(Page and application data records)

+ + +

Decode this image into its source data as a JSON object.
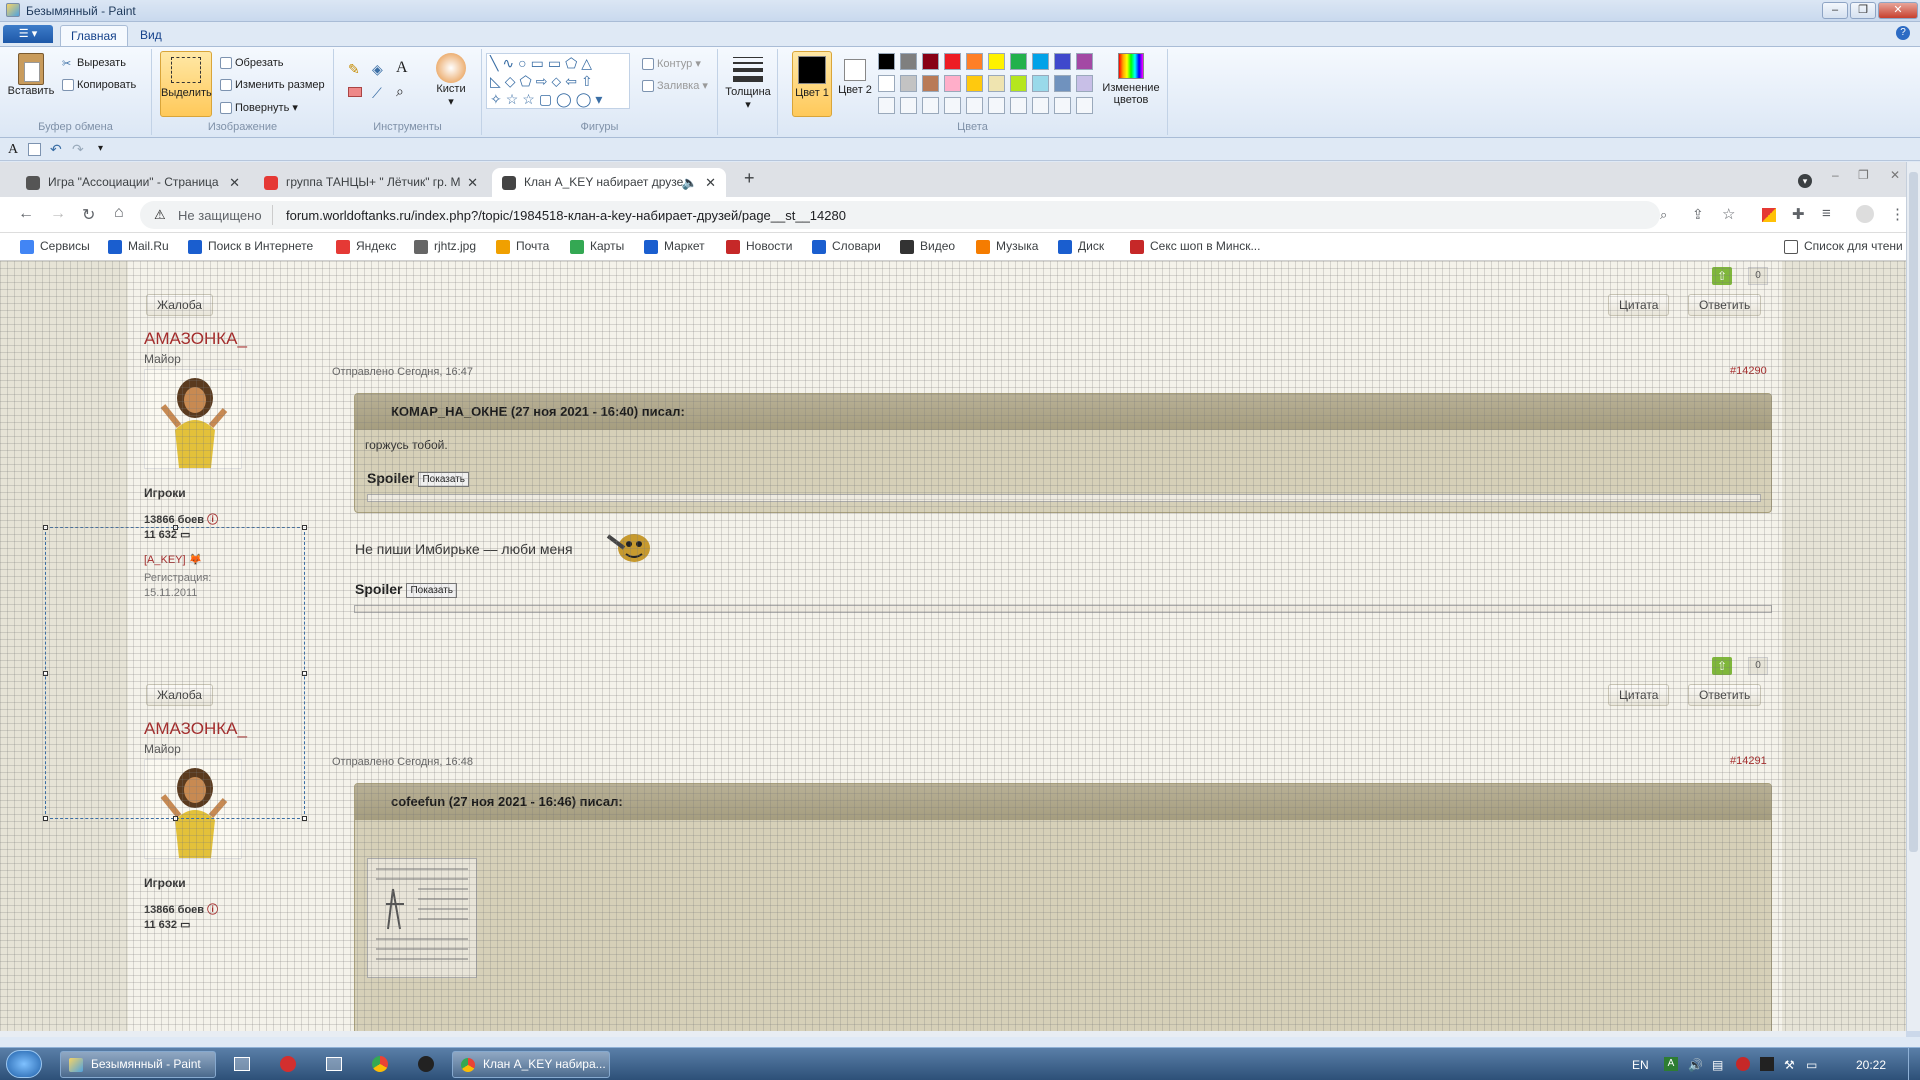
{
  "window": {
    "title": "Безымянный - Paint"
  },
  "ribbon": {
    "file_label": "▾",
    "tabs": [
      "Главная",
      "Вид"
    ],
    "clipboard": {
      "paste": "Вставить",
      "cut": "Вырезать",
      "copy": "Копировать",
      "group": "Буфер обмена"
    },
    "image": {
      "select": "Выделить",
      "crop": "Обрезать",
      "resize": "Изменить размер",
      "rotate": "Повернуть",
      "group": "Изображение"
    },
    "tools": {
      "group": "Инструменты",
      "brushes": "Кисти"
    },
    "shapes": {
      "outline": "Контур",
      "fill": "Заливка",
      "group": "Фигуры"
    },
    "size": {
      "label": "Толщина"
    },
    "colors": {
      "color1": "Цвет 1",
      "color2": "Цвет 2",
      "edit": "Изменение цветов",
      "group": "Цвета",
      "palette_row1": [
        "#000000",
        "#7f7f7f",
        "#880015",
        "#ed1c24",
        "#ff7f27",
        "#fff200",
        "#22b14c",
        "#00a2e8",
        "#3f48cc",
        "#a349a4"
      ],
      "palette_row2": [
        "#ffffff",
        "#c3c3c3",
        "#b97a57",
        "#ffaec9",
        "#ffc90e",
        "#efe4b0",
        "#b5e61d",
        "#99d9ea",
        "#7092be",
        "#c8bfe7"
      ]
    }
  },
  "browser": {
    "tabs": [
      {
        "title": "Игра \"Ассоциации\" - Страница",
        "color": "#555555"
      },
      {
        "title": "группа ТАНЦЫ+ \" Лётчик\" гр. М",
        "color": "#e53935"
      },
      {
        "title": "Клан A_KEY набирает друзе",
        "color": "#444444"
      }
    ],
    "security": "Не защищено",
    "url": "forum.worldoftanks.ru/index.php?/topic/1984518-клан-a-key-набирает-друзей/page__st__14280",
    "bookmarks": [
      {
        "label": "Сервисы",
        "color": "#4285f4"
      },
      {
        "label": "Mail.Ru",
        "color": "#1a5ecf"
      },
      {
        "label": "Поиск в Интернете",
        "color": "#1a5ecf"
      },
      {
        "label": "Яндекс",
        "color": "#e53935"
      },
      {
        "label": "rjhtz.jpg",
        "color": "#666666"
      },
      {
        "label": "Почта",
        "color": "#f0a000"
      },
      {
        "label": "Карты",
        "color": "#34a853"
      },
      {
        "label": "Маркет",
        "color": "#1a5ecf"
      },
      {
        "label": "Новости",
        "color": "#c62828"
      },
      {
        "label": "Словари",
        "color": "#1a5ecf"
      },
      {
        "label": "Видео",
        "color": "#333333"
      },
      {
        "label": "Музыка",
        "color": "#f57c00"
      },
      {
        "label": "Диск",
        "color": "#1a5ecf"
      },
      {
        "label": "Секс шоп в Минск...",
        "color": "#c62828"
      }
    ],
    "reading_list": "Список для чтени"
  },
  "forum": {
    "top": {
      "count": "0",
      "report": "Жалоба",
      "quote": "Цитата",
      "reply": "Ответить"
    },
    "posts": [
      {
        "author": "АМАЗОНКА_",
        "rank": "Майор",
        "group": "Игроки",
        "battles": "13866 боев",
        "posts": "11 632",
        "clan": "[A_KEY]",
        "reg_label": "Регистрация:",
        "reg_date": "15.11.2011",
        "sent": "Отправлено Сегодня, 16:47",
        "num": "#14290",
        "quote_header": "КОМАР_НА_ОКНЕ (27 ноя 2021 - 16:40) писал:",
        "quote_text": "горжусь тобой.",
        "spoiler": "Spoiler",
        "show": "Показать",
        "body": "Не пиши Имбирьке — люби меня",
        "count": "0",
        "report": "Жалоба",
        "quote": "Цитата",
        "reply": "Ответить"
      },
      {
        "author": "АМАЗОНКА_",
        "rank": "Майор",
        "group": "Игроки",
        "battles": "13866 боев",
        "posts": "11 632",
        "sent": "Отправлено Сегодня, 16:48",
        "num": "#14291",
        "quote_header": "cofeefun (27 ноя 2021 - 16:46) писал:"
      }
    ]
  },
  "taskbar": {
    "paint": "Безымянный - Paint",
    "chrome": "Клан A_KEY набира...",
    "lang": "EN",
    "time": "20:22"
  }
}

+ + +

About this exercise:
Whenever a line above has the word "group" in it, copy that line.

Solution to this exercise:
      "group": "Буфер обмена"
      "group": "Изображение"
      "group": "Инструменты",
      "group": "Фигуры"
      "group": "Цвета",
        "group": "Игроки",
        "group": "Игроки",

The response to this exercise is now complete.